New Guidance on Employer’s Use of Criminal Background Checks

In 2012, the Equal Employment Opportunity Commission (EEOC) issued guidance clarifying their position on employer’s use of criminal background checks in hiring decisions.  The EEOC reports that 92% of employers in the United States require prospective employees to undergo criminal background checks.

Unfortunately, many employers don’t appreciate the potential civil liability they can be exposed to pursuant to Title VII for these practices.  Since Blacks and Hispanics are incarcerated at rates substantially higher than Whites, employers who require background checks could be liable for Disparate Impact or Treatment suits pursuant to the principles enunciated in Judicial Opinions and Title VII.  Therefore, it is of the utmost importance that employers understand the significance of properly administering criminal background checks.

When conducting the screens, the law recognizes a sharp distinction between convictions and mere arrests.  Where there is a conviction, employers will usually be justified in denying a job opportunity.  However, an arrest alone does not establish that “criminal conduct” has occurred.  Consequently, an arrest is not grounds for denial of an employment opportunity.

How Can Employers Protect Themselves?

The “Criminal Conduct Exclusion” controls these situations.  There are two ways an employer may effectively satisfy this burden and properly exclude those who have been arrested from the hiring pool.

First, an employer can “Validate its Criminal Conduct Screen.”  This is accomplished by setting forth standards that consider empirical data that indicate a connection between the alleged criminal conduct and job performance.

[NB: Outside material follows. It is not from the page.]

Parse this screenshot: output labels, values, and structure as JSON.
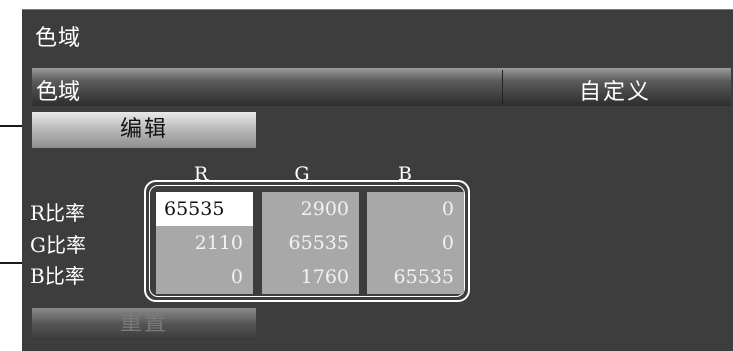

Second, and more prevalent, is the “Targeted Screen.”  The Targeted Screen is based on three factors.  1) the nature of the crime; 2) the time elapsed since the crime occurred; and, 3) the nature of the job in question.

Whenever one of these approaches is taken, an employer will then have to perform a three pronged back and forth with the applicant.  First, they will have to give notice to the excluded person that they were excluded because of the alleged crime.  Second, they need to give the applicant an opportunity to show why the exclusion should not be applied; and, lastly, the employer should give consideration as to the applicant’s proffered explanation as to why the exclusion should not apply.

In short, the best practice for most practitioners is to develop a uniform screen using those three factors and then give each applicant an individual assessment.

In conclusion, as technology between business and the criminal justice system becomes more intertwined, it becomes more and more tempting for prospective employers to consider issues like criminal backgrounds.  However, in light of state and federal regulations, it is important for all employers to be aware of the exact steps that they should be taking to protect themselves from civil liability.  Most employers do not even consider the potential liability from these practices, making awareness all the more crucial.